The generic type for the
Generic types are used when filtering objects (for example, in the Step Generator's Select Object for Step dialog box and when adding multiple test objects to the object repository). Generic types are also used when creating documentation strings for the Documentation column of the Keyword View (if they are not specifically defined in the test object configuration file).
A list of operations for the test object class, including the following information for each operation:
The arguments, including the argument type (for example,
Integer), direction (
Out), whether the argument is mandatory, and, if not, its default value.
The operation description (shown in the Object Spy and as a tooltip in the Keyword View and Step Generator).
The Documentation string (shown in the Documentation column of the Keyword View and in the Step Generator).
The return value type.
A context-sensitive Help topic to open when F1 is pressed for the test object operation in the Keyword View or Editor, or when the Operation Help button is clicked for the operation in the Step Generator. The definition includes the Help file path and the relevant Help ID within the file.
The test object operation that is selected by default in the Keyword View and Step Generator when a step is generated for an object of this class.
A list of identification properties for the test object class. You can also define:
The identification properties that are used for the object description.
The identification properties that are used for smart identification. (This information is relevant only if smart identification is enabled for the test object class. To enable smart identification, use the Object Identification dialog box in UFT.)
The identification properties that are available for use in checkpoints and output values.
The identification properties that are selected by default for checkpoints (in the UFT Checkpoint Properties dialog box).
When defining identification properties, it is recommended to start by copying existing identification properties from the base object in your schema or from similar objects in related toolkits.
The path of the icon file to use for this test object class. (Optional. If not defined, the base class' icon is used.) The file can be a .dll, .exe, or .ico file.
A context-sensitive Help topic to open when F1 is pressed for the test object in the Keyword View or Editor. The definition includes the .chm Help file path and the relevant Help ID within the file.
For details on the syntax and structure of a test object configuration file, see the
An example of a WPF Add-in Extensibility test object configuration file is shown below. In a Silverlight Add-in Extensibility test object configuration file, the AddinName attribute in the TypeInformation element needs to be set to Silverlight.
In addition, in the toolkit name that you provide in the PackageName attribute, you may want to include an indication as to whether this is a WPF or Silverlight toolkit. This is recommended because the Add-in Manager in UFT displays both WPF and Silverlight Add-in Extensibility supported environments as child nodes under the WPF add-in node.

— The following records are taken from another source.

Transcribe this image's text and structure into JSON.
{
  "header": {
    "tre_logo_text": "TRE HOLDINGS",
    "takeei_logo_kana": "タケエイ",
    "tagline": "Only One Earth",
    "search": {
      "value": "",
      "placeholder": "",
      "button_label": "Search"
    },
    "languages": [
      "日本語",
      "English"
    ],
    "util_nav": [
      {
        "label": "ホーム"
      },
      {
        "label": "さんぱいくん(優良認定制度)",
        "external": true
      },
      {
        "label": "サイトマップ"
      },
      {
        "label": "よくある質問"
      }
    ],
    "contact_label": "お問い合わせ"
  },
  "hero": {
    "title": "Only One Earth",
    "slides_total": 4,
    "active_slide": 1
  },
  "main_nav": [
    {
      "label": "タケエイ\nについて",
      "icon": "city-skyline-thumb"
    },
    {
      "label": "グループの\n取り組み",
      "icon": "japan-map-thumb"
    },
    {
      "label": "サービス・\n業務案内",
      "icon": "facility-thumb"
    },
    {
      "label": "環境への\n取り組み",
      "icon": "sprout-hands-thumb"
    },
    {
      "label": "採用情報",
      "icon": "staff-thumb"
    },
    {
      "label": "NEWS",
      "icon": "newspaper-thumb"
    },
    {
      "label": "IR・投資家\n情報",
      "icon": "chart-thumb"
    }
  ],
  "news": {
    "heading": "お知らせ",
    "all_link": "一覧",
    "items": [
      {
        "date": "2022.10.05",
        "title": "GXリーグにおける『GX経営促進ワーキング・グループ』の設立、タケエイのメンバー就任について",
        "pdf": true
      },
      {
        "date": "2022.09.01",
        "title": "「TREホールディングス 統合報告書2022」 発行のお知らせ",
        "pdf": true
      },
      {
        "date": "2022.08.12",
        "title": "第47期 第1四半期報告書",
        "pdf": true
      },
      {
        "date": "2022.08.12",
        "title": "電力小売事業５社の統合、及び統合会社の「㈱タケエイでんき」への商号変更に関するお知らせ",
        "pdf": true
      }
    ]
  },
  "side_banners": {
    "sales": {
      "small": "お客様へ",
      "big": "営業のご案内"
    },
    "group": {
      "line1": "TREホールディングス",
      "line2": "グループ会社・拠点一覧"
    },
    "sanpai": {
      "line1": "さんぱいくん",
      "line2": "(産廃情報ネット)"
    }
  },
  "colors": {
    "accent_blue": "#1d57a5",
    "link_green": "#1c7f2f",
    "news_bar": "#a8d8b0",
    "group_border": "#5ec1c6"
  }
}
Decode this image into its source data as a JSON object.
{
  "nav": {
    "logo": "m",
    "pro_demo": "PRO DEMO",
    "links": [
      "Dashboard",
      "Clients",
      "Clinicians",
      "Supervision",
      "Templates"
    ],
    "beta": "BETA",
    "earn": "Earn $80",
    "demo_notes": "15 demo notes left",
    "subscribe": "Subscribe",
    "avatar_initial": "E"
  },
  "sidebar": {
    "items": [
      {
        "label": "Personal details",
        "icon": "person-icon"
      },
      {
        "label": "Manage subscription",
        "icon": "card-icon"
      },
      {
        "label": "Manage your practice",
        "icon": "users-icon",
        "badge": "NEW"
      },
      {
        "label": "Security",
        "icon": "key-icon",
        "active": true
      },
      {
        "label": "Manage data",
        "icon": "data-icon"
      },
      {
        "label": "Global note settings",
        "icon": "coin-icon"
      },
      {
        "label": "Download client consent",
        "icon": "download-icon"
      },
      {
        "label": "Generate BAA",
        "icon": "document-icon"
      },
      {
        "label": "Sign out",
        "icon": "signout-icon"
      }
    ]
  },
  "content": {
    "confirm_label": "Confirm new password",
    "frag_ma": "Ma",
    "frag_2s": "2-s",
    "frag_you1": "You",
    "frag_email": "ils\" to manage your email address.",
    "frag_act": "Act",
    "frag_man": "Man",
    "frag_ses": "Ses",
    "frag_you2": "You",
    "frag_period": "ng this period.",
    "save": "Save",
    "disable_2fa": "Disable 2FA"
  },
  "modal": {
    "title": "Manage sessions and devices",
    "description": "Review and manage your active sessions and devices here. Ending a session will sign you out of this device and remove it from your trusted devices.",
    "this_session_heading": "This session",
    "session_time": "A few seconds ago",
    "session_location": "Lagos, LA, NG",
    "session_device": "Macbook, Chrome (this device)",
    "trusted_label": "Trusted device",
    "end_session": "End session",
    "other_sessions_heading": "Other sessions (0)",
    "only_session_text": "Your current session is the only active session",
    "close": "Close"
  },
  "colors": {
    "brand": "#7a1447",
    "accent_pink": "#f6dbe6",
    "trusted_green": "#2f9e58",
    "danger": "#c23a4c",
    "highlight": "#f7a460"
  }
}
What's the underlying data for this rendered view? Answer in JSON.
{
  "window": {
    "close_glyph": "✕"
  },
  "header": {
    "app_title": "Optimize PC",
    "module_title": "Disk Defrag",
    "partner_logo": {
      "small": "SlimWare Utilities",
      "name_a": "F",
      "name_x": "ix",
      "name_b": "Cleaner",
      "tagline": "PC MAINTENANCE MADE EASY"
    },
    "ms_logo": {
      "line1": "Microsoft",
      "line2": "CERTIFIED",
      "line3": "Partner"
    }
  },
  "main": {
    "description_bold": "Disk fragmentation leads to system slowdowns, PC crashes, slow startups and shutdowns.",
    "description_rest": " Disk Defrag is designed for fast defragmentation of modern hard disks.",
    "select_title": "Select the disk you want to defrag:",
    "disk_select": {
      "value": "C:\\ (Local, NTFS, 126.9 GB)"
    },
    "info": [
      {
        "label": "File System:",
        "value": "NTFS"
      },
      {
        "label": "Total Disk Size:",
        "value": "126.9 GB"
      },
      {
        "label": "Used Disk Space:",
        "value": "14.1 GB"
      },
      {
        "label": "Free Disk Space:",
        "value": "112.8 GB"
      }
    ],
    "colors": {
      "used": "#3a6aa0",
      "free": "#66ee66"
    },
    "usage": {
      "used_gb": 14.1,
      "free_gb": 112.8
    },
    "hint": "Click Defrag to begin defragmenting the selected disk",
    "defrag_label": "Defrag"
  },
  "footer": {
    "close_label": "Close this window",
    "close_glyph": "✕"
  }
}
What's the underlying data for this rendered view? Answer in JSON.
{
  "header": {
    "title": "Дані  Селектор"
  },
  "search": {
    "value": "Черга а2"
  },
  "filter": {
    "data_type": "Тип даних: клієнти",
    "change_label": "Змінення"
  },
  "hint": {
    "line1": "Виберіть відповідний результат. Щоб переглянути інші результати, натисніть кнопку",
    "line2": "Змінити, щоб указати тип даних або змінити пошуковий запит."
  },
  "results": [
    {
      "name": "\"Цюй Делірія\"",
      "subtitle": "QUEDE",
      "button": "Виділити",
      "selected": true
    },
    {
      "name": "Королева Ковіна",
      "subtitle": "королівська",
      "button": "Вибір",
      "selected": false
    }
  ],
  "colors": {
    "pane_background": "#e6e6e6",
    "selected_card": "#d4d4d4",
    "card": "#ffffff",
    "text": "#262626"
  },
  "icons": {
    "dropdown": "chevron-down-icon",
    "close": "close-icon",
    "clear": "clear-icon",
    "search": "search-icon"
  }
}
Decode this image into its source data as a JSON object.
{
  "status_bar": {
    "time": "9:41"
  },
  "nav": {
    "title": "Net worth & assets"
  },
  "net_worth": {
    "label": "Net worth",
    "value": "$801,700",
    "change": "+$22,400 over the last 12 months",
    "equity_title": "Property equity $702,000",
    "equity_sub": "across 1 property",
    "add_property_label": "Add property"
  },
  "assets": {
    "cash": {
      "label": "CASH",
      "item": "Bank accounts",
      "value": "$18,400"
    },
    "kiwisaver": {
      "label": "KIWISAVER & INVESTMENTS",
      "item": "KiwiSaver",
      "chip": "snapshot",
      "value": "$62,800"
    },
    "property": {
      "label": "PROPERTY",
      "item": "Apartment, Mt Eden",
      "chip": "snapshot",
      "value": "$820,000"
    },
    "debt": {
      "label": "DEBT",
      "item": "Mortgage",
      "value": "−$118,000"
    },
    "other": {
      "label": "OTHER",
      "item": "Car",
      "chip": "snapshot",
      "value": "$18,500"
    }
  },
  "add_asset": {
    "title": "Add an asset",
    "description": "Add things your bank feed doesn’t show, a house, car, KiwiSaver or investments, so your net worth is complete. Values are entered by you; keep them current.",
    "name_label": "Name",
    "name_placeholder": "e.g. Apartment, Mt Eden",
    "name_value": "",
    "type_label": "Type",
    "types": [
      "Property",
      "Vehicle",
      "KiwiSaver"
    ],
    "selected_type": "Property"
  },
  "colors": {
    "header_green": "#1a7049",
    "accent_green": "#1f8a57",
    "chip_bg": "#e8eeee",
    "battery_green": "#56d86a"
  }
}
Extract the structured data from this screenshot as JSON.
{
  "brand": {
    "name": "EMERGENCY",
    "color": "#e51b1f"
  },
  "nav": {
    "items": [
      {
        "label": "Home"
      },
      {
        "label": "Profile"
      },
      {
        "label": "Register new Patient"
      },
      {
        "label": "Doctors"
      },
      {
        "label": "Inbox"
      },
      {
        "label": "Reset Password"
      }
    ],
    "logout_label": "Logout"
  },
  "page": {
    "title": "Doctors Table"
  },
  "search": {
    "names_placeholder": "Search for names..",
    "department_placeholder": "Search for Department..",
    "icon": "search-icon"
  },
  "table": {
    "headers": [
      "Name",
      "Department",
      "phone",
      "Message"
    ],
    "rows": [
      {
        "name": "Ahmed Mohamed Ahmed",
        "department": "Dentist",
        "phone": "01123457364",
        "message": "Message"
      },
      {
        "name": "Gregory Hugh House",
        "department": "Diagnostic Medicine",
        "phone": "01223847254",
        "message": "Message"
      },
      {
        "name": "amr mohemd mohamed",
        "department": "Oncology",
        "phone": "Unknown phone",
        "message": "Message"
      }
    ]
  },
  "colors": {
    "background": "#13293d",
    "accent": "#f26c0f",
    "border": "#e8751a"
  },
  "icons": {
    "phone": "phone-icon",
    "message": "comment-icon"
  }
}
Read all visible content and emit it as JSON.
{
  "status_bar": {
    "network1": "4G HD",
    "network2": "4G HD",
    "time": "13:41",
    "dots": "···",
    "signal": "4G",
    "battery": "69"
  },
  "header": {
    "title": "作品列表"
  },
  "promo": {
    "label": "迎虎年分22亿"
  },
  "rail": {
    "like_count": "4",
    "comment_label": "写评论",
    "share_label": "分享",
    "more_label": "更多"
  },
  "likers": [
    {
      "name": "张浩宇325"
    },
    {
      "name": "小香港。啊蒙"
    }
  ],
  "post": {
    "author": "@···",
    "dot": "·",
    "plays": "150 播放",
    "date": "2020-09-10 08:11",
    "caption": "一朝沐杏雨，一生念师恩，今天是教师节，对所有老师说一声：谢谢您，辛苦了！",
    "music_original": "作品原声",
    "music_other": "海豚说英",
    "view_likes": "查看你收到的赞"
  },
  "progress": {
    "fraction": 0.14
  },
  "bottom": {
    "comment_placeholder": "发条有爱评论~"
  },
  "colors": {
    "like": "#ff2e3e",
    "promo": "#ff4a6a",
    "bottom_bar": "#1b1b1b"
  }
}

<TypeInformation Load="true" AddinName="WPF" PackageName="MyWpfToolkit“> <ClassInfo Name="MyWpfButton" BaseClassInfoName="WpfButton" ROTypeInfo="false" GenericTypeID="button" DefaultOperationName="Click" FilterLevel="0“> <IconInfo IconFile="INSTALLDIR\dat\Extensibility\WPF\MyWpfButton_icon.ico"/> <TypeInfo> <Operation Name="Click“> <Argument Name="X" IsMandatory="false" DefaultValue="-9999" Direction="In“> <Type VariantType="Integer"/> </Argument> <Argument Name="Y" IsMandatory="false" DefaultValue="-9999" Direction="In“> <Type VariantType="Integer"/> </Argument> <Argument Name="MouseButton" IsMandatory="false" DefaultValue="0" Direction="In“> <Type VariantType="Enumeration" ListOfValuesName="E_ButtonType"/> </Argument> </Operation> </TypeInfo> <IdentificationProperties> <IdentificationProperty Name="devname" ForDescription="true"/> <IdentificationProperty Name="enabled" ForDescription="false" ForVerification="true"/> </IdentificationProperties> </ClassInfo> </TypeInformation>